(Dataset rows describing interfaces)
********

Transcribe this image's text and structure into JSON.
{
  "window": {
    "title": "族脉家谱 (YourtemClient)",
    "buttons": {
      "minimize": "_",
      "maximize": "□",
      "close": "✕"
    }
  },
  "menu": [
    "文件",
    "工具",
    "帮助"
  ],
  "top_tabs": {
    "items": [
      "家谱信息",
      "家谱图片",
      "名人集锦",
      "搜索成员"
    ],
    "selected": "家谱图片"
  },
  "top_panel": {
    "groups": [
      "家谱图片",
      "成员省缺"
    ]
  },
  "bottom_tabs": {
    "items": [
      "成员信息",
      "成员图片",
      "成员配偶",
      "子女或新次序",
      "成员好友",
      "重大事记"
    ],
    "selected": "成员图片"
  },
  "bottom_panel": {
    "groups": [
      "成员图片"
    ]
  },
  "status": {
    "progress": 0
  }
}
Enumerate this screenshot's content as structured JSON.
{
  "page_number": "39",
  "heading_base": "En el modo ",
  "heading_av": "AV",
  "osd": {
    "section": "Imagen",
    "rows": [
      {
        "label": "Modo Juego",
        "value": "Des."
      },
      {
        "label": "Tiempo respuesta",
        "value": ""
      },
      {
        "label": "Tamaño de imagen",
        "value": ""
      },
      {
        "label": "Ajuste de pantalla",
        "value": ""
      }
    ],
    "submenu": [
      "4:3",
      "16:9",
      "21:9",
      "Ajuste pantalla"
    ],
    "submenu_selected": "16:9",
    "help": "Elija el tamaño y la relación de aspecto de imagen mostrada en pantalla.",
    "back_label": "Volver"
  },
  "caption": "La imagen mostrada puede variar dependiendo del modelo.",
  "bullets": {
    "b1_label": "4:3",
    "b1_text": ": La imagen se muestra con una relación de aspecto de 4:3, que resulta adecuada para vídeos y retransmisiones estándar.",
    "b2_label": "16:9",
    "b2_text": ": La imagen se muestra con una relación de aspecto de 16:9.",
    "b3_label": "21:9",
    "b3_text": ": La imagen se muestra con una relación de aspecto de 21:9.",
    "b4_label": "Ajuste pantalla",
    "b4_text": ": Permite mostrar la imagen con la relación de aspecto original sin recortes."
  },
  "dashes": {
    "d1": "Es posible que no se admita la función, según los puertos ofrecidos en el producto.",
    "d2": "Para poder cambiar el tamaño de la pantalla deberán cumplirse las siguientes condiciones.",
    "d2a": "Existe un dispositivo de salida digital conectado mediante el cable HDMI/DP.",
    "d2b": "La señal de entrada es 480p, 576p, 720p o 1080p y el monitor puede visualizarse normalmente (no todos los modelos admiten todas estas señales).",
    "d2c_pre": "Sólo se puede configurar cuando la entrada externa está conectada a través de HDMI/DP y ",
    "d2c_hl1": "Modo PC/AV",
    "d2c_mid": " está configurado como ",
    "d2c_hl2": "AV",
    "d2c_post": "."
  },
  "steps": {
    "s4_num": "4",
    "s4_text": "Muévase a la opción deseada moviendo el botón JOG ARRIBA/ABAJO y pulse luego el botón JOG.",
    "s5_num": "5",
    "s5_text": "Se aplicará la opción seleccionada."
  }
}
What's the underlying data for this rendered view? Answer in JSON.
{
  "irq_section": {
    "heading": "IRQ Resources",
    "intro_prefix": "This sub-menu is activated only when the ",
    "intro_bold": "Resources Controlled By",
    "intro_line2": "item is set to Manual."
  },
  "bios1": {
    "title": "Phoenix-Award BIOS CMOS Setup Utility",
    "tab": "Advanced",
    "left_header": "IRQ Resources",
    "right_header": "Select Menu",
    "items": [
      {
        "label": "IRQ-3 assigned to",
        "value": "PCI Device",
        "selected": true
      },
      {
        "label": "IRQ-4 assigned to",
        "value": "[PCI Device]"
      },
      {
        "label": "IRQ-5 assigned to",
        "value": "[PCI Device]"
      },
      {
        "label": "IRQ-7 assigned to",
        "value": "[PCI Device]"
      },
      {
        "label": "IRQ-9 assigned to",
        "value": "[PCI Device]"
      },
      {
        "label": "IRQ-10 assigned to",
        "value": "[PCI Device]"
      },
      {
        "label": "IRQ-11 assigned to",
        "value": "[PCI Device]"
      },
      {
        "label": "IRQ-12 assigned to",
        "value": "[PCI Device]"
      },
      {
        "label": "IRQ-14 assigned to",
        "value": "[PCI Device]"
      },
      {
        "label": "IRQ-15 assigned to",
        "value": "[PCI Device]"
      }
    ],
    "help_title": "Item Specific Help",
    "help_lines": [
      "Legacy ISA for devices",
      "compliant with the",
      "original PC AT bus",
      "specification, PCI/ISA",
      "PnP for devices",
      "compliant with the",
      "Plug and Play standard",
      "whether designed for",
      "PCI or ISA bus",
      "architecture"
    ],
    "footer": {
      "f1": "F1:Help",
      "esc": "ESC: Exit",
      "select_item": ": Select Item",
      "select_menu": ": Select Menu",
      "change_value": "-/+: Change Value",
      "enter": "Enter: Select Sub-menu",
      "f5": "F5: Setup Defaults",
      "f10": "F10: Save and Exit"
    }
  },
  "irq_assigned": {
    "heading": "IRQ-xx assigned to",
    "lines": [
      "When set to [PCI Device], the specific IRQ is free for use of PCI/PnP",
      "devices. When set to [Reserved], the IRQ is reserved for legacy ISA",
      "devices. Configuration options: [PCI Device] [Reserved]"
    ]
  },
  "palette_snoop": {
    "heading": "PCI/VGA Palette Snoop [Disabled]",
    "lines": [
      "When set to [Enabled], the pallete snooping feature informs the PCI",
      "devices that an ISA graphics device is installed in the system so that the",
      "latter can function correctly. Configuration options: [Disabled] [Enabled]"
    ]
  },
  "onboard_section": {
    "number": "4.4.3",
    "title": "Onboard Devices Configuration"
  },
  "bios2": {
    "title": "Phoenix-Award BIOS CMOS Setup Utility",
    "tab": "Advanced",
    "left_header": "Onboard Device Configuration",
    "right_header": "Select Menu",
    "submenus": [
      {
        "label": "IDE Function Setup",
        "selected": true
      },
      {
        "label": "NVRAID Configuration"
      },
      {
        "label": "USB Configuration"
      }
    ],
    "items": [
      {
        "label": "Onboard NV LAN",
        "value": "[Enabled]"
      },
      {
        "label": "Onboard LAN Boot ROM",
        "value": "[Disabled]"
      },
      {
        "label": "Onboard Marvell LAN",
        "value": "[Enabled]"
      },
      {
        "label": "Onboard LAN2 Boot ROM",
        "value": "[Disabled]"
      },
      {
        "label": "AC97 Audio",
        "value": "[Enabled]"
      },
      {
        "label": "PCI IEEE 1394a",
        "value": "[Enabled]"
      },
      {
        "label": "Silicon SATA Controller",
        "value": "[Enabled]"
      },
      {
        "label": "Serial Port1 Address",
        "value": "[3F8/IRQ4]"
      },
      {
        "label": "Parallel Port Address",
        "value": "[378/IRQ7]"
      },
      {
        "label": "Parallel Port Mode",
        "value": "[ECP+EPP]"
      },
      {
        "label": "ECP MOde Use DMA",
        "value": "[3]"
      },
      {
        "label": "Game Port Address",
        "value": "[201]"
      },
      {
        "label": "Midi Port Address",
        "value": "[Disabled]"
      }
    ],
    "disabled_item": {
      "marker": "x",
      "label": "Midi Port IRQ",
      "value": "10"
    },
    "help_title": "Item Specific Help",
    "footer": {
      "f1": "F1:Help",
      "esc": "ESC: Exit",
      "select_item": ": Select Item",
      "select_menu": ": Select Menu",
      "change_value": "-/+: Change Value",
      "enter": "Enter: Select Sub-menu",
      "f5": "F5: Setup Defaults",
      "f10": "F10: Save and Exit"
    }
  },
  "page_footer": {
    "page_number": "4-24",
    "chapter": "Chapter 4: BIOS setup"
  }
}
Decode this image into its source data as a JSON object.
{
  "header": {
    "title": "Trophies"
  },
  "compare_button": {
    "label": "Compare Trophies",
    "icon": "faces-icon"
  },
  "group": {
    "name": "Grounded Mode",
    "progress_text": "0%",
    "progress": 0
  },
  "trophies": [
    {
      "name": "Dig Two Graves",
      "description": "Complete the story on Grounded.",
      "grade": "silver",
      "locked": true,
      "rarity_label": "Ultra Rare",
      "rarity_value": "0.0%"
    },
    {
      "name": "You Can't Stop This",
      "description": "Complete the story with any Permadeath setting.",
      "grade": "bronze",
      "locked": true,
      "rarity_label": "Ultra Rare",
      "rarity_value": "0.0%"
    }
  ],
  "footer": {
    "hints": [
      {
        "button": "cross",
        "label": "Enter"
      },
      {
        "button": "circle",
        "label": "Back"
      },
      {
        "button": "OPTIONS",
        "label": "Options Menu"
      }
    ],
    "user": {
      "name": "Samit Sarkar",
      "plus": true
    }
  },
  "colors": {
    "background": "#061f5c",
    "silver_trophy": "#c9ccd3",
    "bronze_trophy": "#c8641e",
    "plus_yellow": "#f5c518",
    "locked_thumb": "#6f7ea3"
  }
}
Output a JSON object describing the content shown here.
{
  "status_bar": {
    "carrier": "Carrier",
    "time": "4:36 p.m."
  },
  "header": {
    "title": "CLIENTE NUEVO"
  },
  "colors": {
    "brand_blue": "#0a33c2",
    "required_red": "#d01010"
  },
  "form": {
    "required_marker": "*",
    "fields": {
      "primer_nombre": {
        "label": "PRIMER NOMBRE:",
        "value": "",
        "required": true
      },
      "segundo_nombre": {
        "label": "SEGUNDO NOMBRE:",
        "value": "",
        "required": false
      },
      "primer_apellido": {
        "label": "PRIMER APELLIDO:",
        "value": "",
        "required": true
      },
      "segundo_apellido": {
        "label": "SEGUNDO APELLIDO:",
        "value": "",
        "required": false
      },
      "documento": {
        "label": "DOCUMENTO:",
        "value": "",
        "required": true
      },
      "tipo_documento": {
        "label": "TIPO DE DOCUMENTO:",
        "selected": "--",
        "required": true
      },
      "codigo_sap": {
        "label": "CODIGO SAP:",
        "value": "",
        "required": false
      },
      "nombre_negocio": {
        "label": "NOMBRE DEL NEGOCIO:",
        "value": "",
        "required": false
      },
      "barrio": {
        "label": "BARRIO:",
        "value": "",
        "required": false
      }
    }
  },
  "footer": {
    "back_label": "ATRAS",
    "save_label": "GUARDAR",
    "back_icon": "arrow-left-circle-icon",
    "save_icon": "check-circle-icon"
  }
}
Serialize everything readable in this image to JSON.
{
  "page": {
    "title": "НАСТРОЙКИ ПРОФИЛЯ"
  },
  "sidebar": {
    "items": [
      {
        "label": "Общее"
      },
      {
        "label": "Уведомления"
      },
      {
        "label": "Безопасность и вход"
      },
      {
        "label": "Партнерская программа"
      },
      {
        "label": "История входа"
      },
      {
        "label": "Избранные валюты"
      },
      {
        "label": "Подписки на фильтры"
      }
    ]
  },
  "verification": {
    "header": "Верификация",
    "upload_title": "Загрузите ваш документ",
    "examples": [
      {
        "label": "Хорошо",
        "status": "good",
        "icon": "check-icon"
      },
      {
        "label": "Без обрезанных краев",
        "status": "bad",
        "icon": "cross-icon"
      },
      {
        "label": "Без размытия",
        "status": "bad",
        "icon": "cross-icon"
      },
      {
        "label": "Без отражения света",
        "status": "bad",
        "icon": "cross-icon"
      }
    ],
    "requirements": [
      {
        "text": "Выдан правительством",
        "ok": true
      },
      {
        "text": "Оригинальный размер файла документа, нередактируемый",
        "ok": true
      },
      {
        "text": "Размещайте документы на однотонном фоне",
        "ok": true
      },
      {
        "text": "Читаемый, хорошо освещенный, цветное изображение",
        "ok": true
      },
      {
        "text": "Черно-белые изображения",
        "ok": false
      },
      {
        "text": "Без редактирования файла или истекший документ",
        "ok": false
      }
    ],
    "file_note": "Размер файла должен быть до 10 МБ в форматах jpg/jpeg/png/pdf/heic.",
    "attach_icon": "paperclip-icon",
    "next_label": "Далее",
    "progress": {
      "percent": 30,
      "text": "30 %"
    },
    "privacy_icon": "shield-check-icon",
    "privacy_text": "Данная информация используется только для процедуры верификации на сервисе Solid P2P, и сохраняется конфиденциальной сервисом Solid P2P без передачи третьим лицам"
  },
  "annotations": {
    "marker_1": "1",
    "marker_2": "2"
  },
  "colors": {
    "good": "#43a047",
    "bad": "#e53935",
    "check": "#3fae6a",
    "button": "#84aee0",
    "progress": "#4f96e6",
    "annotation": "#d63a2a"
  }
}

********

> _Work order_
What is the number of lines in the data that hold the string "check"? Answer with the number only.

> _Exercise result_
4